This Week in Spoons: Vol. 4 – Who Will Be The Last Spoon Standing?

A sign letting students know that that classroom is spoons free.

Lily Barber

A sign letting students know that that classroom is spoons free.

The end of this year’s game of Spoons is fast approaching! Week four has been a race to the end that included the implementation of new rules, many players’ Spoons careers coming to an end, and an increased feeling of desperation for those left in the game. 


If you are not familiar with the rules of Spoons, check out an explanation featured in our first week of Spoons article. 


The first week of February introduced an even shorter window of time for a player to obtain their target’s spoon. Players now had a three-day window that started on Tuesday, January 31, and ended on Thursday, February 2. If a player did not get their target out by the end of the window, they did not make it to the fifth week. 


With a shorter time window and only the best of the best left in the game, some players have gone to great lengths to secure their spot in round 5 next week. The best example of this would be a widespread rumor about one player holding a two-hour-long stakeout in front of her target’s house so she could get his spoon when he leaves. While she was successful in stealing the spoon, how long she waited is still highly debated.


On the other hand, a handful of players have decided to gracefully bow out of the competition. The trend of “surrendering” their spoon to their predator has continued into this week due to the increased difficulty of the game. Despite almost making it to the end of the game, these players decided to let their predators make it to the next round.

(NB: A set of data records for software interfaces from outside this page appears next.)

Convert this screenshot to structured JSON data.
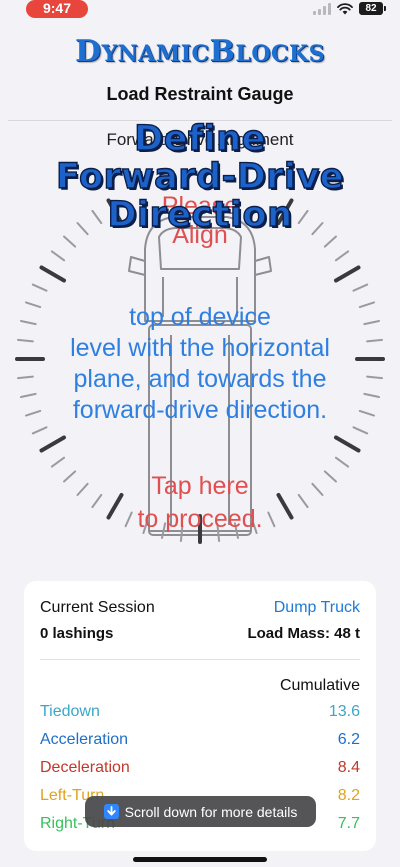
{
  "status_bar": {
    "time": "9:47",
    "battery": "82"
  },
  "header": {
    "brand_first": "D",
    "brand_first_rest": "YNAMIC",
    "brand_second": "B",
    "brand_second_rest": "LOCKS",
    "subtitle": "Load Restraint Gauge",
    "section_label": "Forward-Drive Alignment"
  },
  "overlay": {
    "title_line1": "Define",
    "title_line2": "Forward-Drive",
    "title_line3": "Direction",
    "please_line1": "Please",
    "please_line2": "Align",
    "instruction_line1": "top of device",
    "instruction_line2": "level with the horizontal",
    "instruction_line3": "plane, and towards the",
    "instruction_line4": "forward-drive direction.",
    "proceed_line1": "Tap here",
    "proceed_line2": "to proceed."
  },
  "session": {
    "title": "Current Session",
    "vehicle": "Dump Truck",
    "lashings": "0 lashings",
    "load_mass": "Load Mass: 48 t",
    "cumulative_label": "Cumulative",
    "metrics": [
      {
        "label": "Tiedown",
        "value": "13.6",
        "color": "#3aa6c9"
      },
      {
        "label": "Acceleration",
        "value": "6.2",
        "color": "#1e6fc8"
      },
      {
        "label": "Deceleration",
        "value": "8.4",
        "color": "#c0392b"
      },
      {
        "label": "Left-Turn",
        "value": "8.2",
        "color": "#e0a21f"
      },
      {
        "label": "Right-Turn",
        "value": "7.7",
        "color": "#35c25a"
      }
    ]
  },
  "toast": {
    "label": "Scroll down for more details",
    "icon": "down-arrow-icon"
  },
  "colors": {
    "accent": "#1f7ad6",
    "warning_red": "#e05050",
    "instruction_blue": "#2f7fe0"
  }
}
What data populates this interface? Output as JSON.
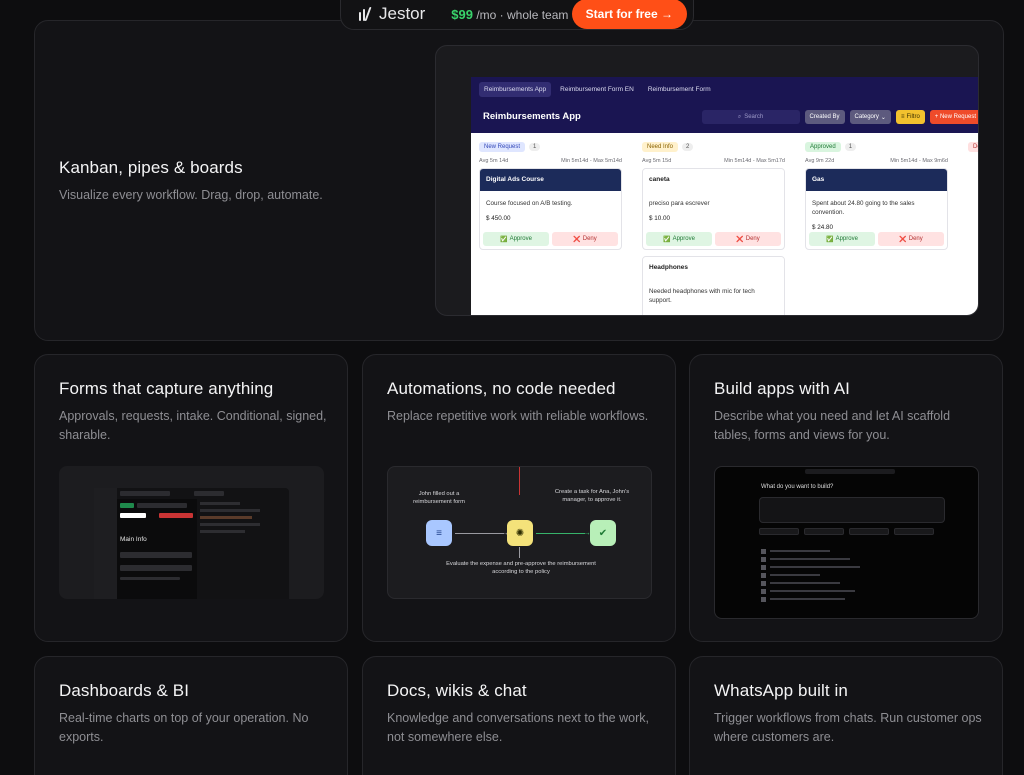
{
  "topbar": {
    "logo": "Jestor",
    "price": "$99",
    "price_suffix": "/mo · whole team",
    "cta": "Start for free →"
  },
  "hero": {
    "title": "Kanban, pipes & boards",
    "desc": "Visualize every workflow. Drag, drop, automate.",
    "app": {
      "tabs": [
        "Reimbursements App",
        "Reimbursement Form EN",
        "Reimbursement Form"
      ],
      "title": "Reimbursements App",
      "search_placeholder": "Search",
      "filters": [
        "Created By",
        "Category",
        "Filtro",
        "+ New Request"
      ],
      "columns": [
        {
          "name": "New Request",
          "count": "1",
          "meta_left": "Avg 5m 14d",
          "meta_right": "Min 5m14d - Max 5m14d",
          "cards": [
            {
              "title": "Digital Ads Course",
              "body": "Course focused on A/B testing.",
              "value": "$ 450.00",
              "approve": "Approve",
              "deny": "Deny"
            }
          ]
        },
        {
          "name": "Need Info",
          "count": "2",
          "meta_left": "Avg 5m 15d",
          "meta_right": "Min 5m14d - Max 5m17d",
          "cards": [
            {
              "title": "caneta",
              "body": "preciso para escrever",
              "value": "$ 10.00",
              "approve": "Approve",
              "deny": "Deny"
            },
            {
              "title": "Headphones",
              "body": "Needed headphones with mic for tech support.",
              "value": ""
            }
          ]
        },
        {
          "name": "Approved",
          "count": "1",
          "meta_left": "Avg 9m 22d",
          "meta_right": "Min 5m14d - Max 9m6d",
          "cards": [
            {
              "title": "Gas",
              "body": "Spent about 24.80 going to the sales convention.",
              "value": "$ 24.80",
              "approve": "Approve",
              "deny": "Deny"
            }
          ]
        },
        {
          "name": "De"
        }
      ]
    }
  },
  "features": [
    {
      "title": "Forms that capture anything",
      "desc": "Approvals, requests, intake. Conditional, signed, sharable.",
      "mini": {
        "panel_title": "Main Info"
      }
    },
    {
      "title": "Automations, no code needed",
      "desc": "Replace repetitive work with reliable workflows.",
      "mini": {
        "step1": "John filled out a reimbursement form",
        "step2": "Create a task for Ana, John's manager, to approve it.",
        "step3": "Evaluate the expense and pre-approve the reimbursement according to the policy"
      }
    },
    {
      "title": "Build apps with AI",
      "desc": "Describe what you need and let AI scaffold tables, forms and views for you.",
      "mini": {
        "prompt": "What do you want to build?"
      }
    },
    {
      "title": "Dashboards & BI",
      "desc": "Real-time charts on top of your operation. No exports."
    },
    {
      "title": "Docs, wikis & chat",
      "desc": "Knowledge and conversations next to the work, not somewhere else."
    },
    {
      "title": "WhatsApp built in",
      "desc": "Trigger workflows from chats. Run customer ops where customers are."
    }
  ]
}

Students and players are not the only ones who contribute and observe the competition. Teachers and staff have also made a direct impact on the game due to their own classroom rules. One such teacher is Mr. Barber, who teaches Piano Lab.

Mr. Barber believes Spoons is “a good community builder,” and has a “hybrid-spoon free” classroom. “My classroom is hybrid-spoon free, meaning you can not get one of your classmates out, but if someone from a different class comes in and you don’t have your spoon, I’m not going to save you!”


Mr. Barber’s approach is very different from other teachers dealing with the same situation. Mr. Stanley, an Environmental Science and Astronomy teacher, has the direct opposite rules in his classroom. In his class, you are allowed to steal your classmate’s spoon, but players not in his class that period are not permitted to enter his classroom with the intention of stealing one of his students’ spoons. 


Other teachers go even further and ban Spoons in their classrooms altogether. Teachers have the right of way when it comes to spoon-free zones, so it’s crucial that students respect the rules of particular classrooms and utilize the plethora of opportunities to get targets out outside of the classroom. However, potential issues arise when players are not aware of individual teachers’ rules and receive disciplinary actions when they didn’t realize what they did wasn’t allowed. 


This time last week there was a rough estimate of 25 people left in the game. Now it is possible that there are only 9 people left in the game. Based on that, it is confirmed that week five could be the final week of Spoons! 


Good luck to the final few who made it to the fifth week of spoons! As always, our information comes from our interviewees, personal accounts, and resident Spoons expert Jason Buczko. If you have any stories or experiences you want to share for next week’s article, email me at [email protected].